** TASK REQUIREMENTS **
Quote the data below in full, minus the images.
....
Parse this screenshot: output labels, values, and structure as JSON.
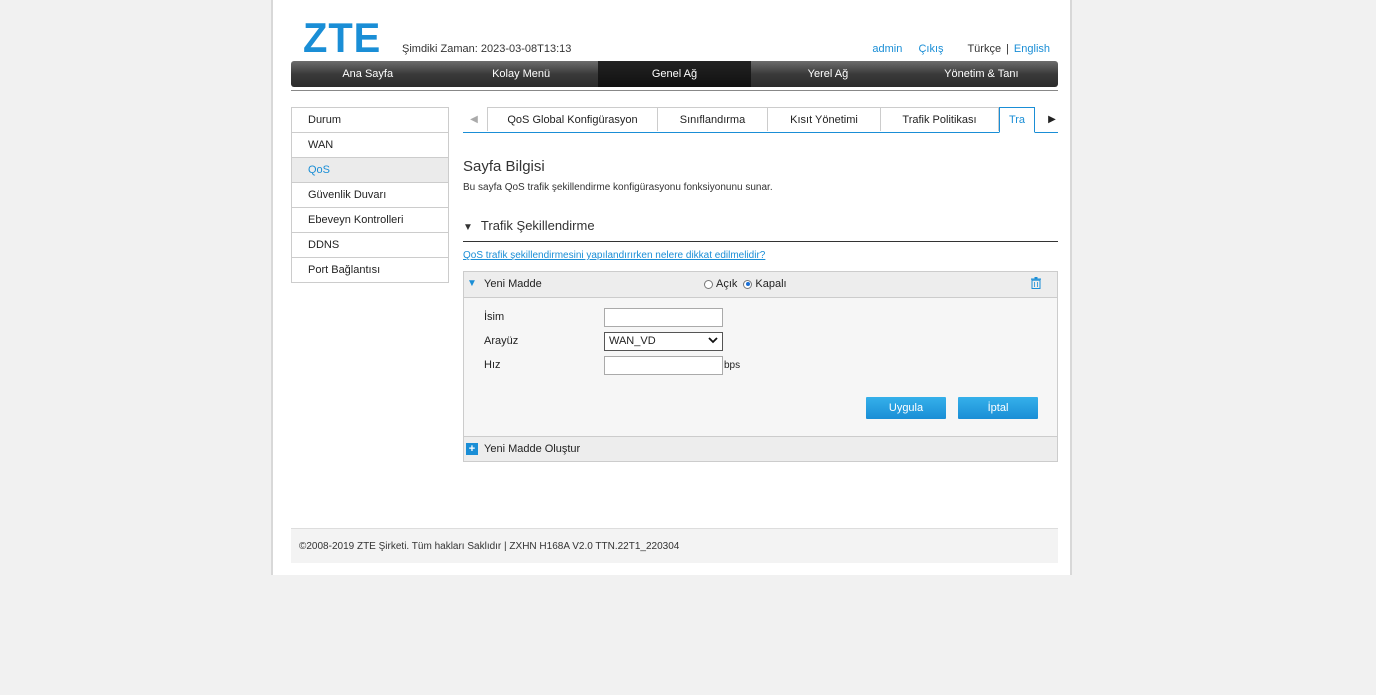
{
  "header": {
    "logo": "ZTE",
    "time_label": "Şimdiki Zaman: 2023-03-08T13:13",
    "admin": "admin",
    "logout": "Çıkış",
    "lang_tr": "Türkçe",
    "lang_sep": "|",
    "lang_en": "English"
  },
  "nav": [
    "Ana Sayfa",
    "Kolay Menü",
    "Genel Ağ",
    "Yerel Ağ",
    "Yönetim & Tanı"
  ],
  "sidebar": [
    "Durum",
    "WAN",
    "QoS",
    "Güvenlik Duvarı",
    "Ebeveyn Kontrolleri",
    "DDNS",
    "Port Bağlantısı"
  ],
  "tabs": [
    "QoS Global Konfigürasyon",
    "Sınıflandırma",
    "Kısıt Yönetimi",
    "Trafik Politikası",
    "Tra"
  ],
  "page": {
    "title": "Sayfa Bilgisi",
    "description": "Bu sayfa QoS trafik şekillendirme konfigürasyonu fonksiyonunu sunar.",
    "section": "Trafik Şekillendirme",
    "help_link": "QoS trafik şekillendirmesini yapılandırırken nelere dikkat edilmelidir?"
  },
  "panel": {
    "title": "Yeni Madde",
    "radio_on": "Açık",
    "radio_off": "Kapalı",
    "name_label": "İsim",
    "name_value": "",
    "iface_label": "Arayüz",
    "iface_value": "WAN_VD",
    "speed_label": "Hız",
    "speed_value": "",
    "speed_unit": "bps",
    "apply": "Uygula",
    "cancel": "İptal",
    "create": "Yeni Madde Oluştur"
  },
  "footer": "©2008-2019 ZTE Şirketi. Tüm hakları Saklıdır  |  ZXHN H168A V2.0 TTN.22T1_220304",
  "colors": {
    "accent": "#1a8ed6",
    "nav_dark": "#2b2b2b"
  }
}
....
** YOUR RESPONSE **
Parse this screenshot: output labels, values, and structure as JSON.
{
  "header": {
    "logo": "ZTE",
    "time_label": "Şimdiki Zaman: 2023-03-08T13:13",
    "admin": "admin",
    "logout": "Çıkış",
    "lang_tr": "Türkçe",
    "lang_sep": "|",
    "lang_en": "English"
  },
  "nav": [
    "Ana Sayfa",
    "Kolay Menü",
    "Genel Ağ",
    "Yerel Ağ",
    "Yönetim & Tanı"
  ],
  "sidebar": [
    "Durum",
    "WAN",
    "QoS",
    "Güvenlik Duvarı",
    "Ebeveyn Kontrolleri",
    "DDNS",
    "Port Bağlantısı"
  ],
  "tabs": [
    "QoS Global Konfigürasyon",
    "Sınıflandırma",
    "Kısıt Yönetimi",
    "Trafik Politikası",
    "Tra"
  ],
  "page": {
    "title": "Sayfa Bilgisi",
    "description": "Bu sayfa QoS trafik şekillendirme konfigürasyonu fonksiyonunu sunar.",
    "section": "Trafik Şekillendirme",
    "help_link": "QoS trafik şekillendirmesini yapılandırırken nelere dikkat edilmelidir?"
  },
  "panel": {
    "title": "Yeni Madde",
    "radio_on": "Açık",
    "radio_off": "Kapalı",
    "name_label": "İsim",
    "name_value": "",
    "iface_label": "Arayüz",
    "iface_value": "WAN_VD",
    "speed_label": "Hız",
    "speed_value": "",
    "speed_unit": "bps",
    "apply": "Uygula",
    "cancel": "İptal",
    "create": "Yeni Madde Oluştur"
  },
  "footer": "©2008-2019 ZTE Şirketi. Tüm hakları Saklıdır  |  ZXHN H168A V2.0 TTN.22T1_220304",
  "colors": {
    "accent": "#1a8ed6",
    "nav_dark": "#2b2b2b"
  }
}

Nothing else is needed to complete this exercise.